Thursday, Jun. 17, 2010

Internment of Japanese-Americans

"Be as reasonable as you can." Those were Franklin D. Roosevelt's words of caution after approving the internment of Japanese-Americans during World War II. From 1942-1945, more than 100,000 Japanese-Americans were placed in internment camps out of fear they might side with Tokyo. The affected U.S. citizens were given no more than 10 days to sell their homes and businesses before being shipped off to internment camps. Only after a four-decades campaign by Norm Mineta (above) — then a California congressman and a future Secretary of Transportation — among others did the U.S. formally apologize for the offense.
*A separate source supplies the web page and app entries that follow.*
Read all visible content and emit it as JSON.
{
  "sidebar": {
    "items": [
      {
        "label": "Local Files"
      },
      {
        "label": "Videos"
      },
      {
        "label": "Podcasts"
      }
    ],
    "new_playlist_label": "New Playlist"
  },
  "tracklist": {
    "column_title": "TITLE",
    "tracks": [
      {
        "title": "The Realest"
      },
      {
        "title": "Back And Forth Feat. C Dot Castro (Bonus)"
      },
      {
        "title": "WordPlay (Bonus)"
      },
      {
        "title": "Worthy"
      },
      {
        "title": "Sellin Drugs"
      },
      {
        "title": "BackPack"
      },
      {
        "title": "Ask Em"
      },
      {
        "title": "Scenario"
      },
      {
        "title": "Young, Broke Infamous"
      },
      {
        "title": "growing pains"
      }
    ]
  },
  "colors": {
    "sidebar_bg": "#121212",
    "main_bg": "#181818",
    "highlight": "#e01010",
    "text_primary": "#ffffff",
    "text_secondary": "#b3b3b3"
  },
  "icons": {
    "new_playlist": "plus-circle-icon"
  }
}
Ronald Reagan signed the official Civil Liberties Act of 1988 on August 10th of that year and, two years later, the George H.W. Bush administration payed out $20,000 to all surviving internment victims.